“My Voice” by Daniel Braun

Daniel Braun - 'Survivor'

April 16th, 2001…the day that changed my life.

It was an early Sunday morning and I was on my way to work. I noticed a small lump on my neck. I didn’t think anything of it. I went along with my day, but the lump kept getting bigger. By days end, I had a lump the size of a golf ball on my neck. After numerous doctors’ appointments and a biopsy, it was determined that I had cancer. At the age of 21 I was diagnosed with Testicular Germ Cell Cancer. Unlike Testicular Cancer, I did not have any pain or swelling associated with my testicles, just a small spot that could only be seen after an ultrasound was performed. The cancer was in late Stage 3, early Stage 4. After a CAT scan, chest x-ray and an MRI, they found tumors in my neck, chest and stomach, around my heart and in the tops of my legs.

I didn’t know what to think, what to feel or even how to react. I was numb. When you hear the word cancer, you think of older men and women. Not a 21 year old male, in great shape and great spirits. And so the process began…

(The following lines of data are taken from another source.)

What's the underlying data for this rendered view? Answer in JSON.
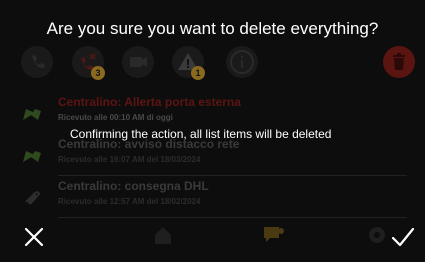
{
  "dialog": {
    "title": "Are you sure you want to delete everything?",
    "message": "Confirming the action, all list items will be deleted",
    "cancel_icon": "close-icon",
    "confirm_icon": "check-icon"
  },
  "toolbar": {
    "buttons": [
      {
        "icon": "phone-icon"
      },
      {
        "icon": "missed-call-icon",
        "badge": "3"
      },
      {
        "icon": "video-icon"
      },
      {
        "icon": "warning-icon",
        "badge": "1"
      },
      {
        "icon": "info-icon"
      },
      {
        "icon": "trash-icon"
      }
    ]
  },
  "list": {
    "items": [
      {
        "title": "Centralino: Allerta porta esterna",
        "subtitle": "Ricevuto alle 00:10 AM di oggi",
        "icon": "envelope-icon"
      },
      {
        "title": "Centralino: avviso distacco rete",
        "subtitle": "Ricevuto alle 16:07 AM del 18/03/2024",
        "icon": "envelope-icon"
      },
      {
        "title": "Centralino: consegna DHL",
        "subtitle": "Ricevuto alle 12:57 AM del 18/02/2024",
        "icon": "paperclip-icon"
      }
    ]
  },
  "bottom_nav": {
    "items": [
      {
        "icon": "home-icon"
      },
      {
        "icon": "messages-icon"
      },
      {
        "icon": "settings-icon"
      }
    ]
  },
  "colors": {
    "background": "#0d0d0d",
    "text": "#ffffff",
    "alert": "#5c1512",
    "trash": "#5a1511"
  }
}
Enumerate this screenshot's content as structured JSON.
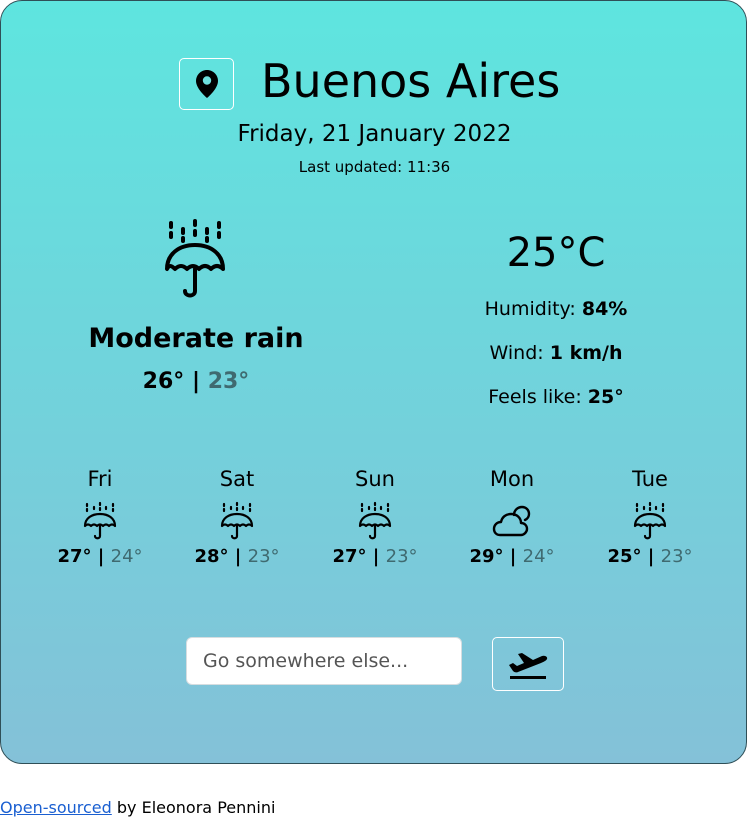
{
  "location": {
    "city": "Buenos Aires",
    "date": "Friday, 21 January 2022",
    "last_updated": "Last updated: 11:36"
  },
  "current": {
    "icon": "umbrella-rain-icon",
    "description": "Moderate rain",
    "high": "26°",
    "separator": "|",
    "low": "23°",
    "temperature": "25°C",
    "humidity_label": "Humidity:",
    "humidity_value": "84%",
    "wind_label": "Wind:",
    "wind_value": "1 km/h",
    "feels_label": "Feels like:",
    "feels_value": "25°"
  },
  "forecast": [
    {
      "day": "Fri",
      "icon": "umbrella-rain-icon",
      "high": "27°",
      "low": "24°"
    },
    {
      "day": "Sat",
      "icon": "umbrella-rain-icon",
      "high": "28°",
      "low": "23°"
    },
    {
      "day": "Sun",
      "icon": "umbrella-rain-icon",
      "high": "27°",
      "low": "23°"
    },
    {
      "day": "Mon",
      "icon": "cloud-sun-icon",
      "high": "29°",
      "low": "24°"
    },
    {
      "day": "Tue",
      "icon": "umbrella-rain-icon",
      "high": "25°",
      "low": "23°"
    }
  ],
  "search": {
    "placeholder": "Go somewhere else...",
    "value": ""
  },
  "footer": {
    "link_text": "Open-sourced",
    "text": "by Eleonora Pennini"
  },
  "colors": {
    "gradient_top": "#5ee5df",
    "gradient_bottom": "#84c1d8",
    "low_temp": "#3f6a70",
    "link": "#1a5fd1"
  }
}
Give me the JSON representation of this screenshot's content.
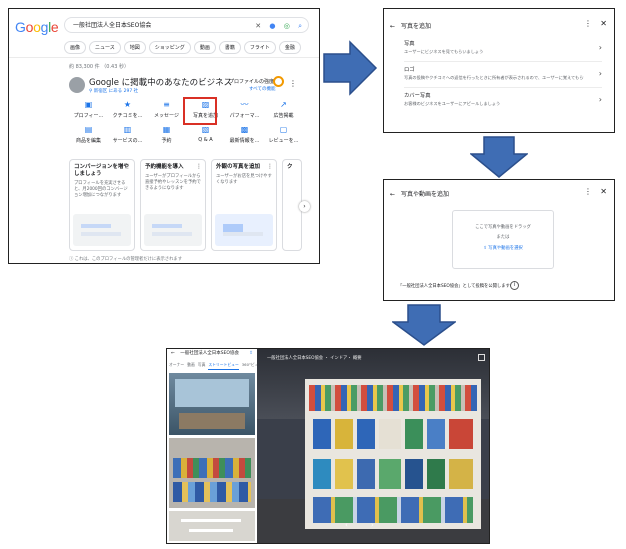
{
  "search": {
    "logo": [
      "G",
      "o",
      "o",
      "g",
      "l",
      "e"
    ],
    "query": "一般社団法人全日本SEO協会",
    "chips": [
      "画像",
      "ニュース",
      "地図",
      "ショッピング",
      "動画",
      "書籍",
      "フライト",
      "金融"
    ],
    "results": "約 83,300 件 （0.43 秒）"
  },
  "business": {
    "title": "Google に掲載中のあなたのビジネス",
    "subtitle": "新宿区 にある 297 社",
    "strength_label": "プロファイルの強度",
    "strength_link": "すべての機能",
    "actions": [
      {
        "icon": "store-icon",
        "glyph": "▣",
        "label": "プロフィー..."
      },
      {
        "icon": "review-icon",
        "glyph": "★",
        "label": "クチコミを..."
      },
      {
        "icon": "message-icon",
        "glyph": "≡",
        "label": "メッセージ"
      },
      {
        "icon": "photo-icon",
        "glyph": "▨",
        "label": "写真を追加"
      },
      {
        "icon": "performance-icon",
        "glyph": "〰",
        "label": "パフォーマ..."
      },
      {
        "icon": "ads-icon",
        "glyph": "↗",
        "label": "広告掲載"
      },
      {
        "icon": "product-icon",
        "glyph": "▤",
        "label": "商品を編集"
      },
      {
        "icon": "service-icon",
        "glyph": "▥",
        "label": "サービスの..."
      },
      {
        "icon": "booking-icon",
        "glyph": "▦",
        "label": "予約"
      },
      {
        "icon": "qa-icon",
        "glyph": "▧",
        "label": "Q & A"
      },
      {
        "icon": "post-icon",
        "glyph": "▩",
        "label": "最新情報を..."
      },
      {
        "icon": "request-icon",
        "glyph": "▢",
        "label": "レビューを..."
      }
    ],
    "cards": [
      {
        "title": "コンバージョンを増やしましょう",
        "desc": "プロフィールを充実させると、月2000回のコンバージョン増加につながります"
      },
      {
        "title": "予約機能を導入",
        "desc": "ユーザーがプロフィールから直接予約やレッスンを予約できるようになります"
      },
      {
        "title": "外観の写真を追加",
        "desc": "ユーザーがお店を見つけやすくなります"
      },
      {
        "title": "ク",
        "desc": ""
      }
    ],
    "footnote": "これは、このプロフィールの管理者だけに表示されます"
  },
  "add_photo_dialog": {
    "title": "写真を追加",
    "options": [
      {
        "label": "写真",
        "desc": "ユーザーにビジネスを見てもらいましょう"
      },
      {
        "label": "ロゴ",
        "desc": "写真の投稿やクチコミへの返信を行ったときに所有者が表示されるので、ユーザーに覚えてもらいましょう"
      },
      {
        "label": "カバー写真",
        "desc": "お客様のビジネスをユーザーにアピールしましょう"
      }
    ]
  },
  "upload_dialog": {
    "title": "写真や動画を追加",
    "drop_text": "ここで写真や動画をドラッグ",
    "or_text": "または",
    "select_link": "写真や動画を選択",
    "note": "「一般社団法人全日本SEO協会」として投稿を公開します"
  },
  "street_view": {
    "title": "一般社団法人全日本SEO協会",
    "tabs": [
      "オーナー",
      "動画",
      "写真",
      "ストリートビュー",
      "360°ビュー"
    ],
    "active_tab": 3,
    "caption": "一般社団法人全日本SEO協会 ・ インドア・ 概要"
  },
  "colors": {
    "accent": "#1a73e8",
    "highlight": "#d93025",
    "arrow": "#3f6db4",
    "arrow_stroke": "#2b4f8c"
  }
}
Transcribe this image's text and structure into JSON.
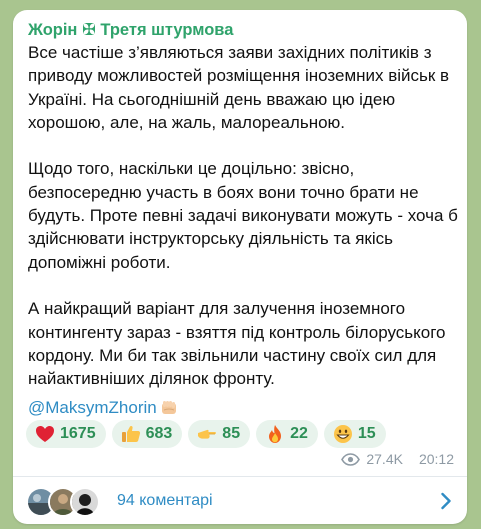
{
  "post": {
    "channel_title": "Жорін ✠ Третя штурмова",
    "paragraphs": [
      "Все частіше з’являються заяви західних політиків з приводу можливостей розміщення іноземних військ в Україні. На сьогоднішній день вважаю цю ідею хорошою, але, на жаль, малореальною.",
      "Щодо того, наскільки це доцільно: звісно, безпосередню участь в боях вони точно брати не будуть. Проте певні задачі виконувати можуть - хоча б здійснювати інструкторську діяльність та якісь допоміжні роботи.",
      "А найкращий варіант для залучення іноземного контингенту зараз - взяття під контроль білоруського кордону. Ми би так звільнили частину своїх сил для найактивніших ділянок фронту."
    ],
    "author_link": "@MaksymZhorin",
    "author_emoji_icon": "fist-emoji-icon"
  },
  "reactions": [
    {
      "icon": "red-heart-icon",
      "count": "1675"
    },
    {
      "icon": "thumbs-up-icon",
      "count": "683"
    },
    {
      "icon": "pointing-hand-icon",
      "count": "85"
    },
    {
      "icon": "fire-icon",
      "count": "22"
    },
    {
      "icon": "grinning-face-icon",
      "count": "15"
    }
  ],
  "meta": {
    "views_icon": "eye-icon",
    "views": "27.4K",
    "time": "20:12"
  },
  "comments": {
    "label": "94 коментарі",
    "chevron_icon": "chevron-right-icon"
  },
  "colors": {
    "background": "#a9c58f",
    "channel_title": "#2fa36b",
    "link": "#2f8cc4",
    "reaction_bg": "#e8f3ec",
    "reaction_count": "#2d8f56",
    "meta": "#8e9aa4"
  }
}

I started chemotherapy within two weeks of being diagnosed. I didn’t know what to do. I just sat in a chair and watched the little drops of medicine flow thru the IV and into my arm, praying that this worked. I was the youngest person in the room; the closest person to my age was 44. I had no one to talk to. I felt so alone.

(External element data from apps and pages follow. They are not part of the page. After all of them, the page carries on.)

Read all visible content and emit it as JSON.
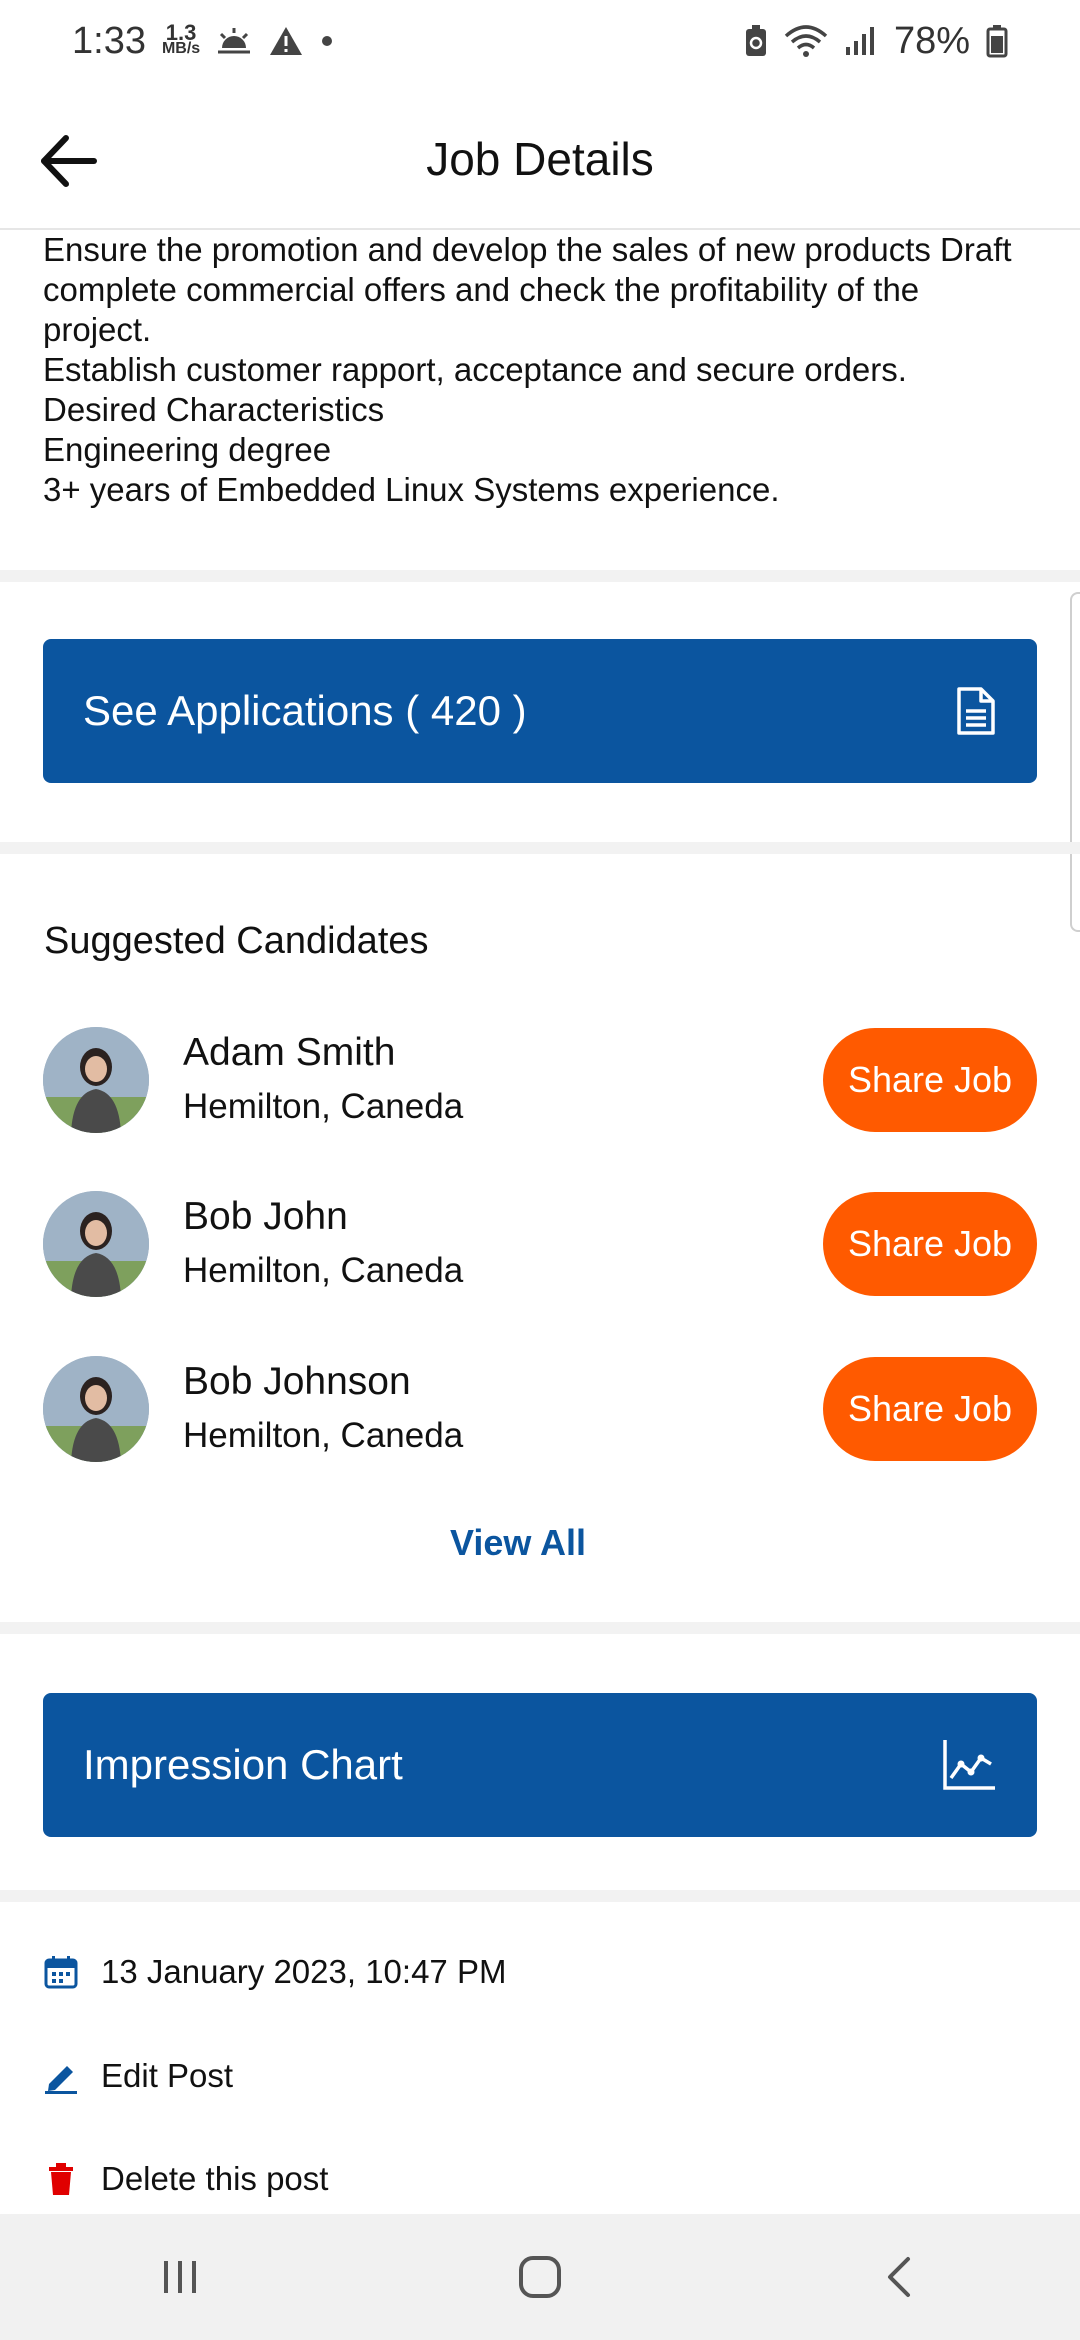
{
  "status": {
    "time": "1:33",
    "speed_value": "1.3",
    "speed_unit": "MB/s",
    "battery": "78%"
  },
  "header": {
    "title": "Job Details"
  },
  "description_lines": [
    "Ensure the promotion and develop the sales of new products Draft",
    "complete commercial offers and check the profitability of the",
    "project.",
    "Establish customer rapport, acceptance and secure orders.",
    "Desired Characteristics",
    "Engineering degree",
    "3+ years of Embedded Linux Systems experience."
  ],
  "applications_button": {
    "label": "See Applications ( 420 )",
    "icon": "document-icon"
  },
  "suggested": {
    "title": "Suggested Candidates",
    "candidates": [
      {
        "name": "Adam Smith",
        "location": "Hemilton, Caneda",
        "action": "Share Job"
      },
      {
        "name": "Bob John",
        "location": "Hemilton, Caneda",
        "action": "Share Job"
      },
      {
        "name": "Bob Johnson",
        "location": "Hemilton, Caneda",
        "action": "Share Job"
      }
    ],
    "view_all": "View All"
  },
  "impression_button": {
    "label": "Impression Chart",
    "icon": "line-chart-icon"
  },
  "meta": {
    "posted_date": "13 January 2023, 10:47 PM",
    "edit_label": "Edit Post",
    "delete_label": "Delete this post"
  },
  "colors": {
    "primary_blue": "#0b559f",
    "accent_orange": "#ff5a00",
    "delete_red": "#e00000"
  }
}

After what felt like an eternity of chemotherapy and weight loss and hair loss, I had to build myself back up for surgery. Luckily, I was referred to Dr. Ihorn. If you are not familiar with this name, he developed the “cure” for testicular cancer. He was Lance Armstrong’s doctor. I was shipped up to IUPUI, a medical university in Indiana. Once again, more CAT scans and more blood work, more needles being poked into me. By this time it was all second nature.

The night before my 13 hour surgery, I couldn’t sleep. I just lay there, staring at the white ceiling in the hospital room. Around five a.m. the nurses came in; the prep began. There were actually about four nurses, four students and two different surgeons. Everyone hovering over top of me, talking, poking, planning…I felt like a doll. The last thing I remember before my surgery is sitting up on the operating table, looking around at all the people in the operating room. (From what I can remember, there must have been about 25-30 people in the room, most of them students.) A cold hand on my shoulder, I look to my left and see the epidural needle…all I could think was, “How is that going in my back.” Well I didn’t feel it. They laid me down, put on the gas mask and said count backward from 10. I remember making it to…tehh….and that’s it.

Five days later, I wake up in the ICU and the story of my survivorship begins. The surgery was a success. All tumors removed everything normal, now the long road to recovery. I spent another 10 days in the hospital. Tubes in my chest, IVs still in my arms but I was alive. I went thru hell the next few weeks after surgery. I was in constant pain and had to deal with some abnormalities but I was here. After a few more trips up to Indiana and a few more visits to my oncologist, I was “released.” Still going back every three months for blood work and CAT scans, but I could finally get my life back on track.

April 17th, 2002…not again

It was a Monday morning. I remember as if it were yesterday. I was finally ready to put the past year behind me. Even though I don’t remember most of it, chemo was an everyday thing and became a job to me. Couldn’t tell you how many times I was knocked out for surgeries. As for how many gallons of barium I drank for CAT scans, not even going to guess. I got ready for class and looked in the mirror one last time…and there it was again. That lump. I just starred at it. Thinking, “Are you kidding me, not this again?” Exactly a year later from when the first one appeared; another one. My heart dropped as a tear began to slowly fall from my eye. I took a deep breath, collected my thoughts and prepared myself for the worst.

Once again, more blood work, another needle, more CAT scans, and another half gallon of barium down the hatch. All the blood work came back negative. The CAT scan only showed one tumor the size of a baseball in my shoulder. I went in for yet another surgery, another time knocked out, another day I will not remember. The tumor they removed was benign. I was so relieved.

So the road to survivorship begins again. Going to numerous doctor appointments the next three years every three to six months, blood work and CAT scans each time. Every test came back negative. In August of 2006 I was placed in remission. I still see my family doctor on a yearly basis for blood work and a checkup, but everything is normal.

As much as I felt alone when I was going thru this whole ordeal and as far as I could have removed myself from everyone around me. I still had constant support from everyone. My family and friends were always by my side. From my friends shaving their heads when I lost all my hair; to my work collecting money for me to help with bills when I was out and I owe so much to them, I owe them my survival. Without them, I would not have made it.

April 16th, 2009….8 years later…

Three years of remission under my belt. I still have that constant concern in the back of my mind. When will you return? I still have one unanswered questions…why me? I still have issues that I deal with on a daily basis. I am finally overcoming the depression that I went thru, but each day gets better. Everyday I wake up and I thank god for getting me thru it all.

Not many people can say this…but I can say it proudly…